May 2019

Great Spotted Kiwi (GSK) Project - Chris Richards

Hi All GSK supporters,

Jen our favourite GSK DOC Ranger/instructor has suggested 29th May as a training date, at DOC, for volunteers to learn, up date, and or remember, how to analyse recordings from recorders that have been out in the park, looking for GSK's.

We have helped with this before and it is a vital part of our involvement in the proposed GSK translocations. We currently have 4 volunteers and a few more would be most helpful.

If you can help and/or attend the training on the 29th May please let me know.

If it helps I am completely technophobic but did it last time and found the exercise very absorbing, interesting and helpful.

Looking forward to being inundated!

Regards, Chris.

Items of Interest- Peter Hale

A new design for a self setting trap. It will be interesting to see where this design goes, I imagine it will be quite expensive. The videos are worth watching.

Among all the environmental gloom and doom stories it is encouraging to read something positive: Community involvement was crucial to the success and the story also highlights the importance of long-term data collection (bird counts).

Bird Population Dynamics and Predator Control - Peter Hale

We are all aware that predation by introduced mammalian pests is the primary cause of past extinctions as well as current declines and limitations of birds in the remaining areas of NZ forest. The response to predator control varies with different species and with different habitat. Species response is also influenced by a number of other limiting factors such as food supply and competition, habitat loss and modification and disease. If predator control removes predation as a limiting factor we need to understand the other factors that limit population.

You may have read this recent article on the changes in the Zealandia bird populations.
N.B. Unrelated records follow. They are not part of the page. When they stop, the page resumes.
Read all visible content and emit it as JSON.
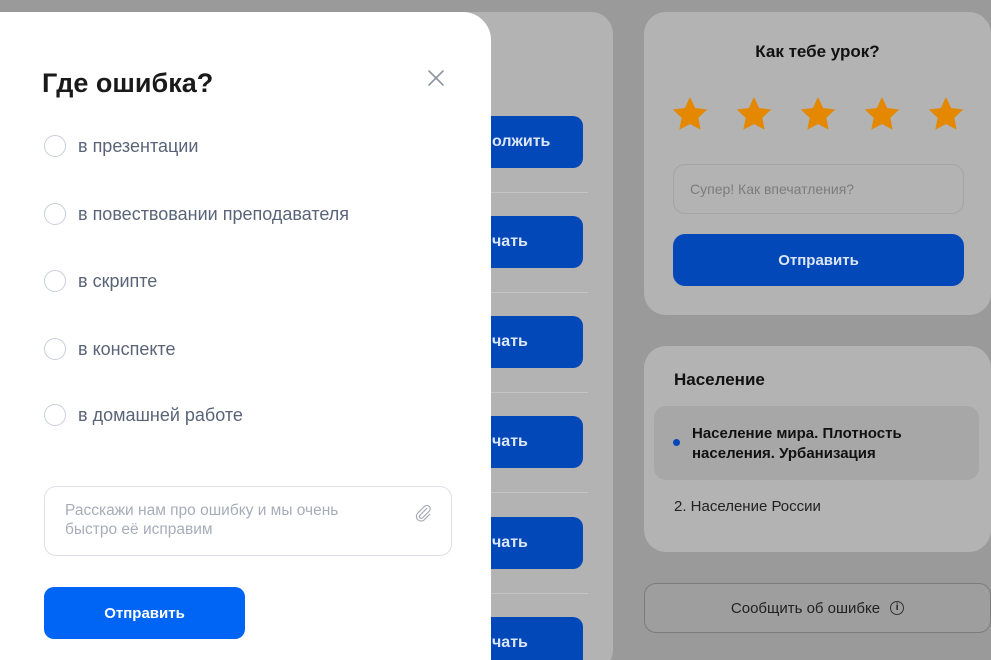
{
  "background": {
    "lesson_buttons": [
      "олжить",
      "чать",
      "чать",
      "чать",
      "чать",
      "чать"
    ]
  },
  "rating": {
    "title": "Как тебе урок?",
    "stars": 5,
    "star_color": "#e48800",
    "input_placeholder": "Супер! Как впечатления?",
    "send_label": "Отправить"
  },
  "toc": {
    "title": "Население",
    "items": [
      {
        "label": "Население мира. Плотность населения. Урбанизация"
      },
      {
        "label": "2. Население России"
      }
    ]
  },
  "report_button": {
    "label": "Сообщить об ошибке",
    "icon": "info-icon"
  },
  "modal": {
    "title": "Где ошибка?",
    "close_icon": "close-icon",
    "options": [
      {
        "label": "в презентации"
      },
      {
        "label": "в повествовании преподавателя"
      },
      {
        "label": "в скрипте"
      },
      {
        "label": "в конспекте"
      },
      {
        "label": "в домашней работе"
      }
    ],
    "feedback_placeholder": "Расскажи нам про ошибку и мы очень быстро её исправим",
    "attach_icon": "paperclip-icon",
    "send_label": "Отправить",
    "accent": "#0064f4"
  }
}
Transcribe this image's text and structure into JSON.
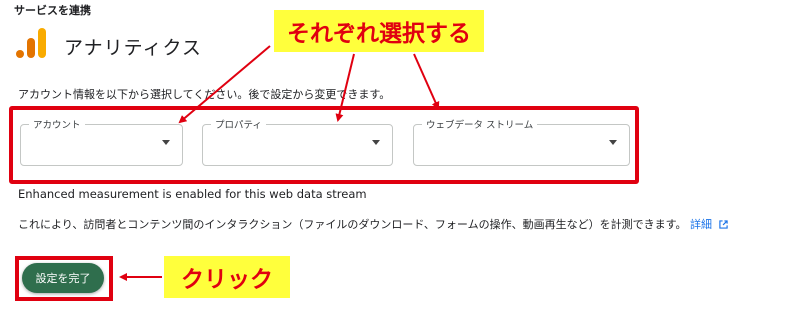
{
  "section_title": "サービスを連携",
  "app": {
    "name": "アナリティクス",
    "logo_icon": "google-analytics-logo"
  },
  "instruction": "アカウント情報を以下から選択してください。後で設定から変更できます。",
  "fields": [
    {
      "label": "アカウント",
      "value": ""
    },
    {
      "label": "プロパティ",
      "value": ""
    },
    {
      "label": "ウェブデータ ストリーム",
      "value": ""
    }
  ],
  "measurement_text": "Enhanced measurement is enabled for this web data stream",
  "description": "これにより、訪問者とコンテンツ間のインタラクション（ファイルのダウンロード、フォームの操作、動画再生など）を計測できます。",
  "details_link": "詳細",
  "done_button": "設定を完了",
  "annotations": {
    "select_each": "それぞれ選択する",
    "click": "クリック",
    "highlight_color": "#e00010",
    "callout_bg": "#ffff3c"
  },
  "colors": {
    "button_green": "#2f6e4d",
    "link_blue": "#1a73e8"
  }
}
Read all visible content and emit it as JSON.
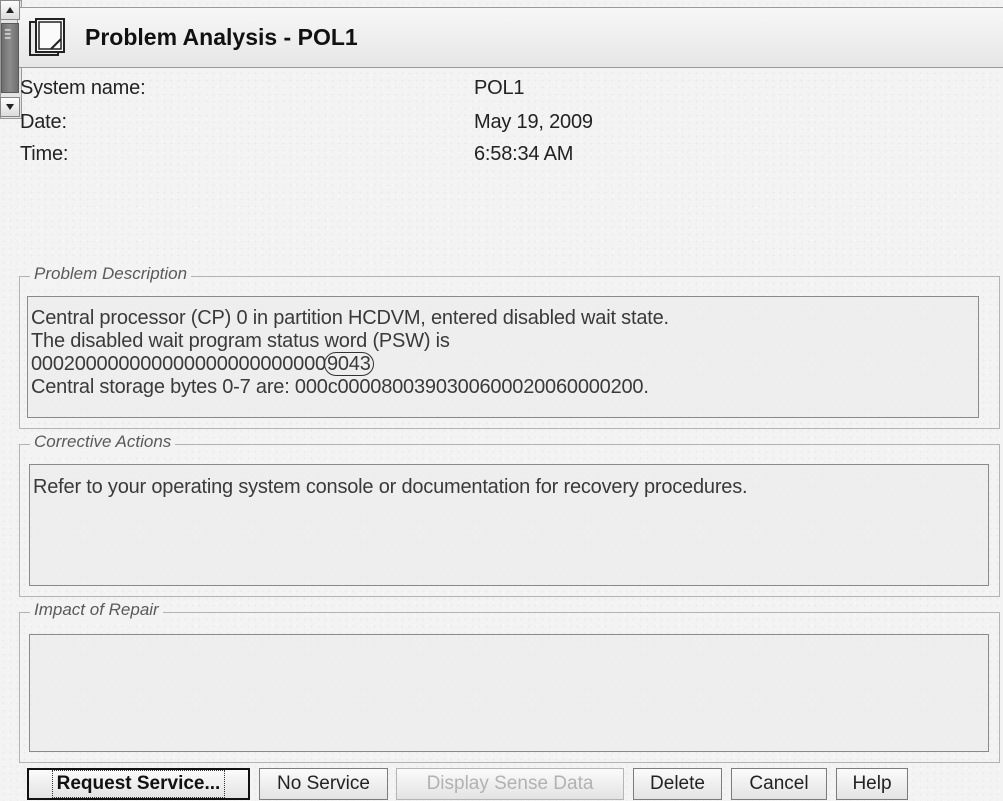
{
  "window": {
    "title": "Problem Analysis - POL1"
  },
  "info": {
    "system_name_label": "System name:",
    "system_name_value": "POL1",
    "date_label": "Date:",
    "date_value": "May 19, 2009",
    "time_label": "Time:",
    "time_value": "6:58:34 AM"
  },
  "problem_description": {
    "legend": "Problem Description",
    "lines": [
      "Central processor (CP) 0 in partition HCDVM, entered disabled wait state.",
      "The disabled wait program status word (PSW) is"
    ],
    "psw_prefix": "000200000000000000000000000",
    "psw_code": "9043",
    "storage_line": "Central storage bytes 0-7 are: 000c0000800390300600020060000200."
  },
  "corrective_actions": {
    "legend": "Corrective Actions",
    "text": "Refer to your operating system console or documentation for recovery procedures."
  },
  "impact_of_repair": {
    "legend": "Impact of Repair",
    "text": ""
  },
  "buttons": {
    "request_service": "Request Service...",
    "no_service": "No Service",
    "display_sense_data": "Display Sense Data",
    "delete": "Delete",
    "cancel": "Cancel",
    "help": "Help"
  },
  "icons": {
    "title": "document-icon",
    "scroll_up": "arrow-up-icon",
    "scroll_down": "arrow-down-icon"
  }
}
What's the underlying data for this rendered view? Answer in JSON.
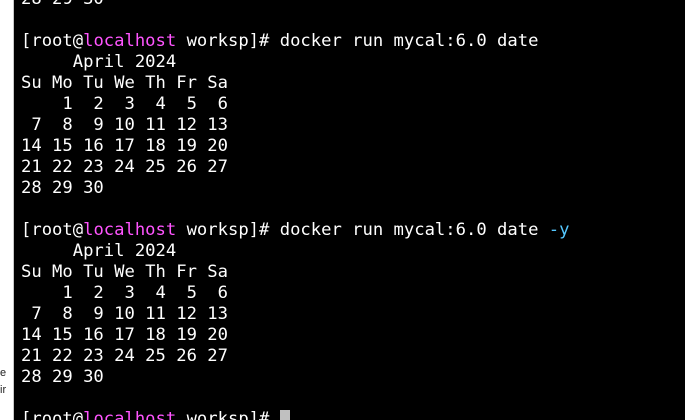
{
  "left_panel": {
    "fragments": [
      "e",
      "ir"
    ]
  },
  "prompt": {
    "open": "[root@",
    "host": "localhost",
    "cwd_close": " worksp]# "
  },
  "terminal": {
    "prev_tail": "28 29 30",
    "cmd1": "docker run mycal:6.0 date",
    "cmd2": "docker run mycal:6.0 date ",
    "cmd2_flag": "-y",
    "calendar": {
      "title": "     April 2024",
      "header": "Su Mo Tu We Th Fr Sa",
      "weeks": [
        "    1  2  3  4  5  6",
        " 7  8  9 10 11 12 13",
        "14 15 16 17 18 19 20",
        "21 22 23 24 25 26 27",
        "28 29 30"
      ]
    }
  },
  "colors": {
    "background": "#000000",
    "text": "#ffffff",
    "hostname": "#ff55ff",
    "flag": "#55c8ff",
    "cursor": "#c0c0c0"
  }
}
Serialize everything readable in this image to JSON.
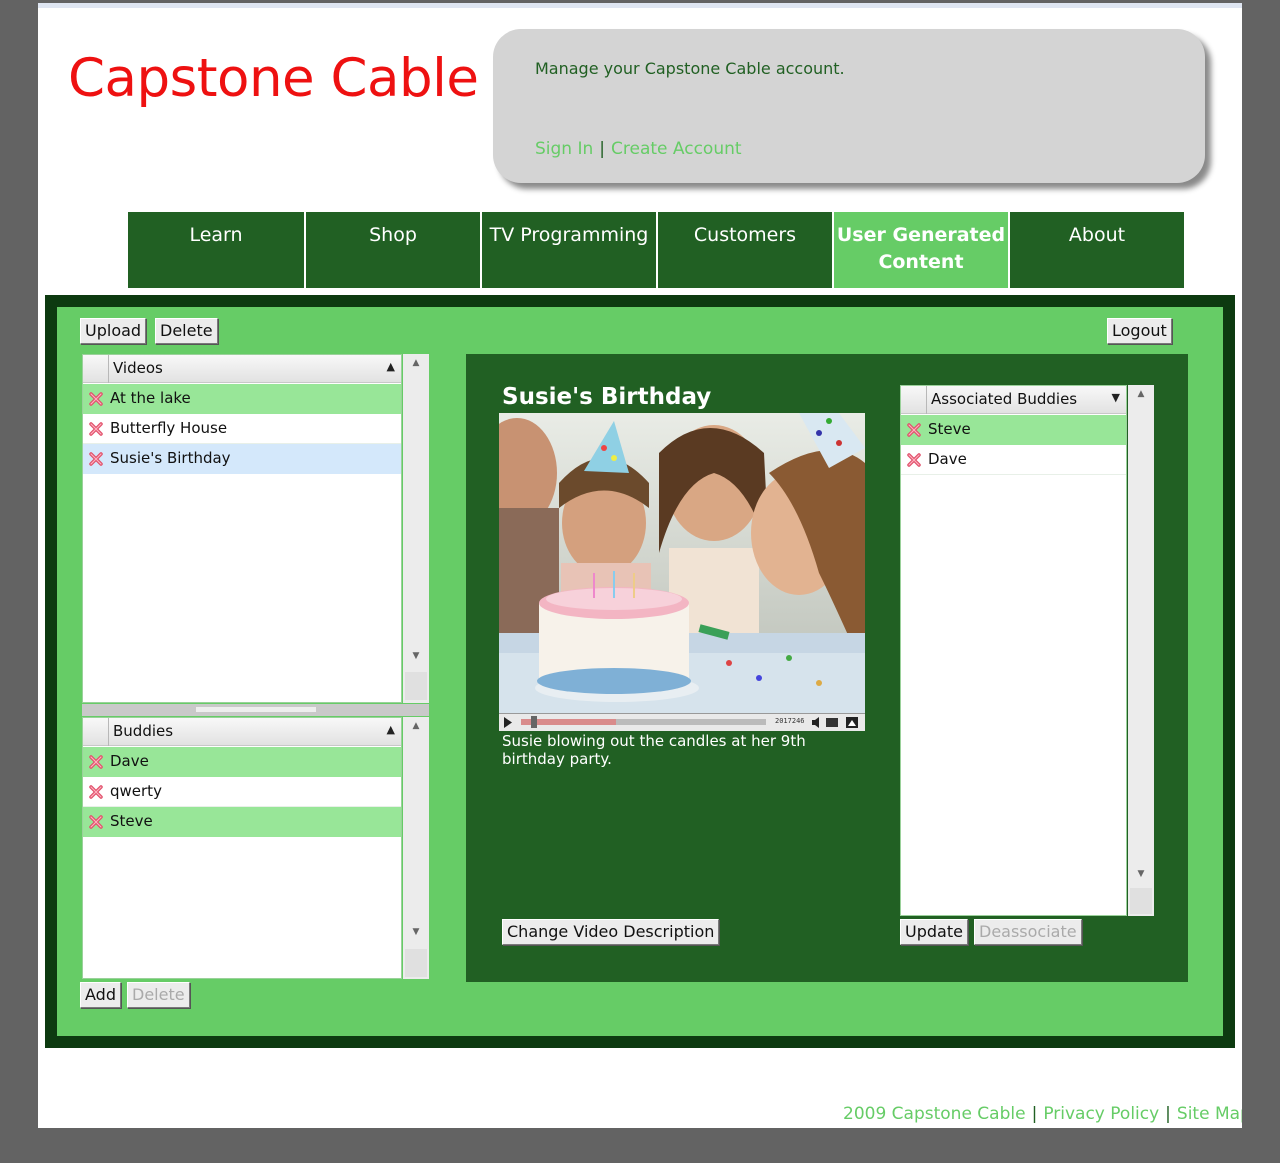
{
  "brand": {
    "name": "Capstone Cable"
  },
  "account": {
    "message": "Manage your Capstone Cable account.",
    "sign_in": "Sign In",
    "separator": "|",
    "create_account": "Create Account"
  },
  "nav": {
    "items": [
      {
        "label": "Learn"
      },
      {
        "label": "Shop"
      },
      {
        "label": "TV Programming"
      },
      {
        "label": "Customers"
      },
      {
        "label": "User Generated Content",
        "active": true
      },
      {
        "label": "About"
      }
    ]
  },
  "toolbar": {
    "upload": "Upload",
    "delete": "Delete",
    "logout": "Logout"
  },
  "videos": {
    "header": "Videos",
    "items": [
      {
        "label": "At the lake",
        "state": "highlighted"
      },
      {
        "label": "Butterfly House",
        "state": "normal"
      },
      {
        "label": "Susie's Birthday",
        "state": "selected"
      }
    ]
  },
  "buddies": {
    "header": "Buddies",
    "items": [
      {
        "label": "Dave",
        "state": "highlighted"
      },
      {
        "label": "qwerty",
        "state": "normal"
      },
      {
        "label": "Steve",
        "state": "highlighted"
      }
    ],
    "add": "Add",
    "delete": "Delete"
  },
  "video_panel": {
    "title": "Susie's Birthday",
    "description": "Susie blowing out the candles at her 9th birthday party.",
    "time": "2017246",
    "change_description": "Change Video Description"
  },
  "associated": {
    "header": "Associated Buddies",
    "items": [
      {
        "label": "Steve",
        "state": "highlighted"
      },
      {
        "label": "Dave",
        "state": "normal"
      }
    ],
    "update": "Update",
    "deassociate": "Deassociate"
  },
  "footer": {
    "copyright": "2009 Capstone Cable",
    "separator": "|",
    "privacy": "Privacy Policy",
    "sitemap": "Site Map"
  },
  "colors": {
    "brand_red": "#ee1111",
    "dark_green": "#216023",
    "light_green": "#66cc66",
    "row_green": "#98e698",
    "row_selected": "#d4e8fb"
  }
}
The results show that what we perceive as normal or natural bird populations is dramatically different from what was in existence before the arrival of humans with their species introductions (both bird and mammal) combined with habitat destruction and modification. Our bird populations are in a state of constant change and we all can succumb to "shifting baseline syndrome". All the species that were present in the Zealandia area before it was predator- fenced have declined except tui. The translocated endemic species, stitchbird (hihi) and saddleback (tieke) along with tui have come to dominate the environment, pushing out the introduced species and natives such as silvereye and fantail plus the endemic grey warbler to the margins.

A similar picture has been described in many papers covering both mainland and island sites. Grey warbler declined during intensive multi-species pest control at 3 mainland sites, Te Urewera, Trounson and Mototau, possibly due to competition for food from whiteheads in the case of Te Urewera. Rat eradication on Kapiti Island saw a decline in tui and tomtit. Grey warbler are rare on Kapiti in spite of being one of the most widespread endemics on the mainland and again this is thought to be due to competition for food from whitehead, bellbird and robin. On Tiritiri Matangi Island grey warbler and silvereye declined and bellbird increased following kiore eradication.

Similar interactions have been reported for other species at different locations. Eradication of cats and goats and the exclusion of domestic cattle on Cuvier Island saw 4 introduced species plus fantail and silvereye disappear or decline. Following the arrival of ship rats on Big South Cape Island, tui and tomtits increased after robins and saddleback disappeared and bellbird greatly declined. Blackbird, chaffinch and dunnock all increased. Pest control in the Hunua ranges to protect kokako saw no change in grey warbler and fantail populations and a similar picture was seen at Boundary Stream.

For more detail on this subject see, Predation and other factors currently limiting NZ forest birds.

Julie Robilliard